Which of the lines below hold "Anteil"? Please return each one.
───── Provided entries
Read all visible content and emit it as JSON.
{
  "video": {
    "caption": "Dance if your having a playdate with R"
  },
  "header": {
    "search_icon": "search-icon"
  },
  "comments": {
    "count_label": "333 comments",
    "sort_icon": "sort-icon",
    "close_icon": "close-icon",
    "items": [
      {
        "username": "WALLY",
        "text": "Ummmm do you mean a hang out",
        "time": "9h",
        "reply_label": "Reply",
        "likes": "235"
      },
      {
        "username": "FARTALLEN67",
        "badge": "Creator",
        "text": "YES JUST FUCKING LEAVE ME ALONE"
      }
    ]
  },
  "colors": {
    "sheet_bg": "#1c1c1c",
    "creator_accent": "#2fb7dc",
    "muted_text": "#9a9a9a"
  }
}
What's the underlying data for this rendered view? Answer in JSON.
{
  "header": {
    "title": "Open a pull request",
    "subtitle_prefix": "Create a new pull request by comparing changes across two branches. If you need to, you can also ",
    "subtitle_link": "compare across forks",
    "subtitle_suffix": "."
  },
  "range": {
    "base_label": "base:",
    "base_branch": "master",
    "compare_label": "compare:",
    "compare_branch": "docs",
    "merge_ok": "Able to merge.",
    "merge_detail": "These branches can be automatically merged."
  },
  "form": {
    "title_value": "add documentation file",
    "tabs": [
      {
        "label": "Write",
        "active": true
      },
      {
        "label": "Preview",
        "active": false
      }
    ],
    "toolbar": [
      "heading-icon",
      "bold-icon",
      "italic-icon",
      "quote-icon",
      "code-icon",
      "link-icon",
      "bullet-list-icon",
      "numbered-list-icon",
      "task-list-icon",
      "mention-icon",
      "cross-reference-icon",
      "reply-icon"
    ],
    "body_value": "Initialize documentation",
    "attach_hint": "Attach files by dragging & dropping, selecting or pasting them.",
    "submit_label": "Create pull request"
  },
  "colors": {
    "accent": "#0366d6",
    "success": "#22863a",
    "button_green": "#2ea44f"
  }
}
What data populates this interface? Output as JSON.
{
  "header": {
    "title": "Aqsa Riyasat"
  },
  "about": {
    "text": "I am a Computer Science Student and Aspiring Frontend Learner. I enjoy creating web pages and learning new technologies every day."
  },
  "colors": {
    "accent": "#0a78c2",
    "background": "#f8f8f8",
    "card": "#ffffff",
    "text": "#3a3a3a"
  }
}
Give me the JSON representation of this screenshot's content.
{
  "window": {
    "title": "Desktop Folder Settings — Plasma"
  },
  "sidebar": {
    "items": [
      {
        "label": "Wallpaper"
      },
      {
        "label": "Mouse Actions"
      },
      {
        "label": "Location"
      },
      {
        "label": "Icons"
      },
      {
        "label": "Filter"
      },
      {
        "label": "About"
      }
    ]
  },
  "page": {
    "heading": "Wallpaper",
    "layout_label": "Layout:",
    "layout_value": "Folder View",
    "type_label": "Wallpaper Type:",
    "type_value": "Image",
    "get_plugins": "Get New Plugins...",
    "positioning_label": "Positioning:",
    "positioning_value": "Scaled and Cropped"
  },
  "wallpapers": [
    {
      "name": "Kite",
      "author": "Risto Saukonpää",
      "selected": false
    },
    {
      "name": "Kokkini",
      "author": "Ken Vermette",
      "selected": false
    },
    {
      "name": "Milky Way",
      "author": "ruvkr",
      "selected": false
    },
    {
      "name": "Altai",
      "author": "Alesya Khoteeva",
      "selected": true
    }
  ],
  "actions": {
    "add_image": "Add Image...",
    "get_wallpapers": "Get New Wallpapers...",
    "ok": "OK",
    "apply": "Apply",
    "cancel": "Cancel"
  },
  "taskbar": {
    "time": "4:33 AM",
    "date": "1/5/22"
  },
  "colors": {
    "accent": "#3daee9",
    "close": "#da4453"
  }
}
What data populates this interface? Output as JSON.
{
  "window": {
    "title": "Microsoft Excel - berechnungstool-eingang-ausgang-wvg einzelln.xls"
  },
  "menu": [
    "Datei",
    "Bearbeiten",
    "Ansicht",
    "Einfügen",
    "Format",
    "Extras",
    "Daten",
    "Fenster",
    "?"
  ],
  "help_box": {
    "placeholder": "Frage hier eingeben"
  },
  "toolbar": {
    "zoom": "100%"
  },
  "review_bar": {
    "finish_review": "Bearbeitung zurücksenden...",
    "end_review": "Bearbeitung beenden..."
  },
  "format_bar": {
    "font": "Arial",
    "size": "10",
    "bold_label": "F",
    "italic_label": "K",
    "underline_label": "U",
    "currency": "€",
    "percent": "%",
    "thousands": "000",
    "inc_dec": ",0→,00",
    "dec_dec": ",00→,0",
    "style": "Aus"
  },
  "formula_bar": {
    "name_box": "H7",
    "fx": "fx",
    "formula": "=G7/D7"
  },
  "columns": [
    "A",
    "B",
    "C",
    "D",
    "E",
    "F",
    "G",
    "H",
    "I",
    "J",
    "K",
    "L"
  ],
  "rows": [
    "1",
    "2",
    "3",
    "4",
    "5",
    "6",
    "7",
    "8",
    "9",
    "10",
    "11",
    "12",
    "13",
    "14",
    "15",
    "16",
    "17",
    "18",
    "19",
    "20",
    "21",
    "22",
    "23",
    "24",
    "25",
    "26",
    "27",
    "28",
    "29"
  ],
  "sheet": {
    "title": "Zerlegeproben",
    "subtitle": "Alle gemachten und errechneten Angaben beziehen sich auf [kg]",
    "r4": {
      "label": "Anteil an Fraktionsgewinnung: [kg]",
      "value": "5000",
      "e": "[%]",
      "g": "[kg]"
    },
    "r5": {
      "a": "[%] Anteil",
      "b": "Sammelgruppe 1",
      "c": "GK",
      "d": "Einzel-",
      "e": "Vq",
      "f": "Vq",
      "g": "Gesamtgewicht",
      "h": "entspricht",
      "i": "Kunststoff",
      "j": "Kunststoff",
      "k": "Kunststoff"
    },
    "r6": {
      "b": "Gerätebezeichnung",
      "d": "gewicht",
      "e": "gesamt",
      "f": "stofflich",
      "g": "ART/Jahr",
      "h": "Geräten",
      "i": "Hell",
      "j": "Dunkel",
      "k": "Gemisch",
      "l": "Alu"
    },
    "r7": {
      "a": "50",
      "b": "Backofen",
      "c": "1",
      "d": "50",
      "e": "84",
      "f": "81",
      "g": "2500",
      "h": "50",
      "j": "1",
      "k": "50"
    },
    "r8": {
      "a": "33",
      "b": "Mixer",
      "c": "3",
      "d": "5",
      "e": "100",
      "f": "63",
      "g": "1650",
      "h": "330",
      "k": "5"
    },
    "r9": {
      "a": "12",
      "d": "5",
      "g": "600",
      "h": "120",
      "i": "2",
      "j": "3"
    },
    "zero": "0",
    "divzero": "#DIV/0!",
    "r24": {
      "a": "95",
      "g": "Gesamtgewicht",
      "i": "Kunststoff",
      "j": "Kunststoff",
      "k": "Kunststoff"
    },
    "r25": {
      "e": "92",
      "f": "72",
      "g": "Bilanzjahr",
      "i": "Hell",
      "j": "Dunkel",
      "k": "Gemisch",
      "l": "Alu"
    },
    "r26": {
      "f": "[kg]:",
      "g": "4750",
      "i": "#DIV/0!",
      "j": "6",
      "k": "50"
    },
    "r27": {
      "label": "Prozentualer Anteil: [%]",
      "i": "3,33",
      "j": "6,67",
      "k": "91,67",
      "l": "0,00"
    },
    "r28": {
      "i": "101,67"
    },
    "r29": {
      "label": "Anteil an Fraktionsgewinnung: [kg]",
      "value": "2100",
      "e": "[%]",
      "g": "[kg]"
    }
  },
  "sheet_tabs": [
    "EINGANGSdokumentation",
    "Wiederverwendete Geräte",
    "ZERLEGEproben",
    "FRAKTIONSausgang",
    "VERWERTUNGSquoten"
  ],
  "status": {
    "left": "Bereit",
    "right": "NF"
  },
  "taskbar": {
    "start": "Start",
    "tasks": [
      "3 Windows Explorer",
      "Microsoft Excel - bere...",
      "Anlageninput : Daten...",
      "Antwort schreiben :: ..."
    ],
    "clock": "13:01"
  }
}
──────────
_Task result_
      "label": "Anteil an Fraktionsgewinnung: [kg]",
      "a": "[%] Anteil",
      "label": "Prozentualer Anteil: [%]",
      "label": "Anteil an Fraktionsgewinnung: [kg]",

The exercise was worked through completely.